Data records
--------------------
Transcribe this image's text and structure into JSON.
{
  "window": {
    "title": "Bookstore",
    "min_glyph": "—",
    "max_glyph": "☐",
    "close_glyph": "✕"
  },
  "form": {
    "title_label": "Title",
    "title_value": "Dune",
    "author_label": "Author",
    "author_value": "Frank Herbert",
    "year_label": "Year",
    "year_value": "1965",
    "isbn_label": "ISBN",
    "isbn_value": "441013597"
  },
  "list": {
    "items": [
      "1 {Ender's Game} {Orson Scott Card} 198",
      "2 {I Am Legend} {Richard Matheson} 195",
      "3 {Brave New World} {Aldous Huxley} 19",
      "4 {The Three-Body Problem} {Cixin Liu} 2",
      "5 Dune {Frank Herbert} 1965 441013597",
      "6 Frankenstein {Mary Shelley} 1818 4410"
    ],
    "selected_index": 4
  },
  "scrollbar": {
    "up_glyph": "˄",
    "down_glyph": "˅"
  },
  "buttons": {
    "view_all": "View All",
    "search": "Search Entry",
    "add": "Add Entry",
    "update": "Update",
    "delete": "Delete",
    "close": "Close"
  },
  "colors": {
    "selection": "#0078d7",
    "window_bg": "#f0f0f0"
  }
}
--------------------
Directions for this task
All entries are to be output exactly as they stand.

Written solution
Transcribe this image's text and structure into JSON.
{
  "window": {
    "title": "Bookstore",
    "min_glyph": "—",
    "max_glyph": "☐",
    "close_glyph": "✕"
  },
  "form": {
    "title_label": "Title",
    "title_value": "Dune",
    "author_label": "Author",
    "author_value": "Frank Herbert",
    "year_label": "Year",
    "year_value": "1965",
    "isbn_label": "ISBN",
    "isbn_value": "441013597"
  },
  "list": {
    "items": [
      "1 {Ender's Game} {Orson Scott Card} 198",
      "2 {I Am Legend} {Richard Matheson} 195",
      "3 {Brave New World} {Aldous Huxley} 19",
      "4 {The Three-Body Problem} {Cixin Liu} 2",
      "5 Dune {Frank Herbert} 1965 441013597",
      "6 Frankenstein {Mary Shelley} 1818 4410"
    ],
    "selected_index": 4
  },
  "scrollbar": {
    "up_glyph": "˄",
    "down_glyph": "˅"
  },
  "buttons": {
    "view_all": "View All",
    "search": "Search Entry",
    "add": "Add Entry",
    "update": "Update",
    "delete": "Delete",
    "close": "Close"
  },
  "colors": {
    "selection": "#0078d7",
    "window_bg": "#f0f0f0"
  }
}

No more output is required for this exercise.